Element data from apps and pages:

------------------------

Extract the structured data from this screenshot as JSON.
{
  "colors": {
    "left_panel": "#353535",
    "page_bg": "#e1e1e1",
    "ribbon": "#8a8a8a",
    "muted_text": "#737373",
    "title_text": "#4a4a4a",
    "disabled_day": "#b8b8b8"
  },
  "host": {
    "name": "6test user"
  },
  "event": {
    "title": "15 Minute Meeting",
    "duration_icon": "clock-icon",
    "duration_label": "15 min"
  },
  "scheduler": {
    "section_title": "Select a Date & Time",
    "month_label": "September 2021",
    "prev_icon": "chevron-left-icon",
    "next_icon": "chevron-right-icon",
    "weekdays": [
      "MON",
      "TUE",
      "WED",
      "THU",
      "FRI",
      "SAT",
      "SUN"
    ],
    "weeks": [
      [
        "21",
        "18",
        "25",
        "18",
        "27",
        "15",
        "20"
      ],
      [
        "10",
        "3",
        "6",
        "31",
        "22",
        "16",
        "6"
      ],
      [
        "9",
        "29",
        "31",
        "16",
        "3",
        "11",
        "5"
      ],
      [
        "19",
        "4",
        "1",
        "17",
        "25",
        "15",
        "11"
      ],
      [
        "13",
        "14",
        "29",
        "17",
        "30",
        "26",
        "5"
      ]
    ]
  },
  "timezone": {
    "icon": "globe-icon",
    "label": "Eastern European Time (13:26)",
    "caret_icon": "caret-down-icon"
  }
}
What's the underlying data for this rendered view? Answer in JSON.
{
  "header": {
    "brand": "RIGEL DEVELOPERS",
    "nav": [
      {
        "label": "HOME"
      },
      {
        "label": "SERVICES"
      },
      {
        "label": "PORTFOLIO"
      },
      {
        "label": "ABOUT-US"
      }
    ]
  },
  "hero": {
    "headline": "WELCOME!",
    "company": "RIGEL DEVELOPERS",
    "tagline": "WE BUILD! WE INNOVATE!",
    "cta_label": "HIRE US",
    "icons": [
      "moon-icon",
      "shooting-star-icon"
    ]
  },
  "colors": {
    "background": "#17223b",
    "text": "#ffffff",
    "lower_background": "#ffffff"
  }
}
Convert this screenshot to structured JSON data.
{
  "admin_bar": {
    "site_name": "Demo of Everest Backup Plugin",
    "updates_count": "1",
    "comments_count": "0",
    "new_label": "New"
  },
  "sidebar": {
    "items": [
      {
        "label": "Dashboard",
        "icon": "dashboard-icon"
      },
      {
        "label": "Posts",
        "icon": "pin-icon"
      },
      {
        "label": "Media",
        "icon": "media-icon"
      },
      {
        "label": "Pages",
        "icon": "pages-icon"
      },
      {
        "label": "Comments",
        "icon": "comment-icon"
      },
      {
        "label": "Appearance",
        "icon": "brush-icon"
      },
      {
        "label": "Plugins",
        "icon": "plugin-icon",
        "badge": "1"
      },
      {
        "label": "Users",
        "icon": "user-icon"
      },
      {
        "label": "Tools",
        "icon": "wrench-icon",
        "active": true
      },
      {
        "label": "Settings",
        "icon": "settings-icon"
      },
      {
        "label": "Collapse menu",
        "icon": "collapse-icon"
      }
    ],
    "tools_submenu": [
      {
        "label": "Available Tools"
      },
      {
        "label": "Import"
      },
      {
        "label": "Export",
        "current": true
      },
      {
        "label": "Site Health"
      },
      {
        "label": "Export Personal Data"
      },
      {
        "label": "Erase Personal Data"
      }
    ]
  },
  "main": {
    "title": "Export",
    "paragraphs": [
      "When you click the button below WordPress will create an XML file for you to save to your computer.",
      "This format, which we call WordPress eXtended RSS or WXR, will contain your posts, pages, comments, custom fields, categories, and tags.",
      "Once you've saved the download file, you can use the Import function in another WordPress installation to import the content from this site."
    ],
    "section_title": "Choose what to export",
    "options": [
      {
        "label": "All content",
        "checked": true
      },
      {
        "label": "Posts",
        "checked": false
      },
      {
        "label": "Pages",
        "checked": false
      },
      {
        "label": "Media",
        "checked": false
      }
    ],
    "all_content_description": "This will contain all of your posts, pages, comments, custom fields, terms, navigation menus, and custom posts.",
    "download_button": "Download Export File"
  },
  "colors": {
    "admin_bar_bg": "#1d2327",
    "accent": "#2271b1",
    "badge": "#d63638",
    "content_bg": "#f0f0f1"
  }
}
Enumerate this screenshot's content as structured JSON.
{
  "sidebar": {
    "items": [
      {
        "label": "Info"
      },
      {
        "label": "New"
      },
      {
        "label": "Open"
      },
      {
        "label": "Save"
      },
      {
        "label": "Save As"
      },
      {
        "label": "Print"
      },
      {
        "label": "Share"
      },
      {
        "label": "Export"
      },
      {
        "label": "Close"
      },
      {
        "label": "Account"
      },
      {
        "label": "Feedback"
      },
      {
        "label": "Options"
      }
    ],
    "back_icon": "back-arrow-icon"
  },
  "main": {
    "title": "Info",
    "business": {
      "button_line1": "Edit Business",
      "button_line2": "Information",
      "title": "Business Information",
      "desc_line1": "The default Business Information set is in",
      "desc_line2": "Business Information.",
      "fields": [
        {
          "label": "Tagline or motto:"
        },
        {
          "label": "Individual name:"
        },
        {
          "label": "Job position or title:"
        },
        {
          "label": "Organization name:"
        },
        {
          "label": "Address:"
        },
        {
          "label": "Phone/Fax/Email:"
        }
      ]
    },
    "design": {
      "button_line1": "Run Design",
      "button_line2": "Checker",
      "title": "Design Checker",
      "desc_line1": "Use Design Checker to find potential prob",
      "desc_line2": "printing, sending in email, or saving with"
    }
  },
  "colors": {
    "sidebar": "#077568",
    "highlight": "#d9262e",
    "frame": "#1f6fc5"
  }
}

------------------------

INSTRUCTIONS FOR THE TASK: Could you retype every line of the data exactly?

PROBLEM SOLUTION:
Extract the structured data from this screenshot as JSON.
{
  "colors": {
    "left_panel": "#353535",
    "page_bg": "#e1e1e1",
    "ribbon": "#8a8a8a",
    "muted_text": "#737373",
    "title_text": "#4a4a4a",
    "disabled_day": "#b8b8b8"
  },
  "host": {
    "name": "6test user"
  },
  "event": {
    "title": "15 Minute Meeting",
    "duration_icon": "clock-icon",
    "duration_label": "15 min"
  },
  "scheduler": {
    "section_title": "Select a Date & Time",
    "month_label": "September 2021",
    "prev_icon": "chevron-left-icon",
    "next_icon": "chevron-right-icon",
    "weekdays": [
      "MON",
      "TUE",
      "WED",
      "THU",
      "FRI",
      "SAT",
      "SUN"
    ],
    "weeks": [
      [
        "21",
        "18",
        "25",
        "18",
        "27",
        "15",
        "20"
      ],
      [
        "10",
        "3",
        "6",
        "31",
        "22",
        "16",
        "6"
      ],
      [
        "9",
        "29",
        "31",
        "16",
        "3",
        "11",
        "5"
      ],
      [
        "19",
        "4",
        "1",
        "17",
        "25",
        "15",
        "11"
      ],
      [
        "13",
        "14",
        "29",
        "17",
        "30",
        "26",
        "5"
      ]
    ]
  },
  "timezone": {
    "icon": "globe-icon",
    "label": "Eastern European Time (13:26)",
    "caret_icon": "caret-down-icon"
  }
}
What's the underlying data for this rendered view? Answer in JSON.
{
  "header": {
    "brand": "RIGEL DEVELOPERS",
    "nav": [
      {
        "label": "HOME"
      },
      {
        "label": "SERVICES"
      },
      {
        "label": "PORTFOLIO"
      },
      {
        "label": "ABOUT-US"
      }
    ]
  },
  "hero": {
    "headline": "WELCOME!",
    "company": "RIGEL DEVELOPERS",
    "tagline": "WE BUILD! WE INNOVATE!",
    "cta_label": "HIRE US",
    "icons": [
      "moon-icon",
      "shooting-star-icon"
    ]
  },
  "colors": {
    "background": "#17223b",
    "text": "#ffffff",
    "lower_background": "#ffffff"
  }
}
Convert this screenshot to structured JSON data.
{
  "admin_bar": {
    "site_name": "Demo of Everest Backup Plugin",
    "updates_count": "1",
    "comments_count": "0",
    "new_label": "New"
  },
  "sidebar": {
    "items": [
      {
        "label": "Dashboard",
        "icon": "dashboard-icon"
      },
      {
        "label": "Posts",
        "icon": "pin-icon"
      },
      {
        "label": "Media",
        "icon": "media-icon"
      },
      {
        "label": "Pages",
        "icon": "pages-icon"
      },
      {
        "label": "Comments",
        "icon": "comment-icon"
      },
      {
        "label": "Appearance",
        "icon": "brush-icon"
      },
      {
        "label": "Plugins",
        "icon": "plugin-icon",
        "badge": "1"
      },
      {
        "label": "Users",
        "icon": "user-icon"
      },
      {
        "label": "Tools",
        "icon": "wrench-icon",
        "active": true
      },
      {
        "label": "Settings",
        "icon": "settings-icon"
      },
      {
        "label": "Collapse menu",
        "icon": "collapse-icon"
      }
    ],
    "tools_submenu": [
      {
        "label": "Available Tools"
      },
      {
        "label": "Import"
      },
      {
        "label": "Export",
        "current": true
      },
      {
        "label": "Site Health"
      },
      {
        "label": "Export Personal Data"
      },
      {
        "label": "Erase Personal Data"
      }
    ]
  },
  "main": {
    "title": "Export",
    "paragraphs": [
      "When you click the button below WordPress will create an XML file for you to save to your computer.",
      "This format, which we call WordPress eXtended RSS or WXR, will contain your posts, pages, comments, custom fields, categories, and tags.",
      "Once you've saved the download file, you can use the Import function in another WordPress installation to import the content from this site."
    ],
    "section_title": "Choose what to export",
    "options": [
      {
        "label": "All content",
        "checked": true
      },
      {
        "label": "Posts",
        "checked": false
      },
      {
        "label": "Pages",
        "checked": false
      },
      {
        "label": "Media",
        "checked": false
      }
    ],
    "all_content_description": "This will contain all of your posts, pages, comments, custom fields, terms, navigation menus, and custom posts.",
    "download_button": "Download Export File"
  },
  "colors": {
    "admin_bar_bg": "#1d2327",
    "accent": "#2271b1",
    "badge": "#d63638",
    "content_bg": "#f0f0f1"
  }
}
Enumerate this screenshot's content as structured JSON.
{
  "sidebar": {
    "items": [
      {
        "label": "Info"
      },
      {
        "label": "New"
      },
      {
        "label": "Open"
      },
      {
        "label": "Save"
      },
      {
        "label": "Save As"
      },
      {
        "label": "Print"
      },
      {
        "label": "Share"
      },
      {
        "label": "Export"
      },
      {
        "label": "Close"
      },
      {
        "label": "Account"
      },
      {
        "label": "Feedback"
      },
      {
        "label": "Options"
      }
    ],
    "back_icon": "back-arrow-icon"
  },
  "main": {
    "title": "Info",
    "business": {
      "button_line1": "Edit Business",
      "button_line2": "Information",
      "title": "Business Information",
      "desc_line1": "The default Business Information set is in",
      "desc_line2": "Business Information.",
      "fields": [
        {
          "label": "Tagline or motto:"
        },
        {
          "label": "Individual name:"
        },
        {
          "label": "Job position or title:"
        },
        {
          "label": "Organization name:"
        },
        {
          "label": "Address:"
        },
        {
          "label": "Phone/Fax/Email:"
        }
      ]
    },
    "design": {
      "button_line1": "Run Design",
      "button_line2": "Checker",
      "title": "Design Checker",
      "desc_line1": "Use Design Checker to find potential prob",
      "desc_line2": "printing, sending in email, or saving with"
    }
  },
  "colors": {
    "sidebar": "#077568",
    "highlight": "#d9262e",
    "frame": "#1f6fc5"
  }
}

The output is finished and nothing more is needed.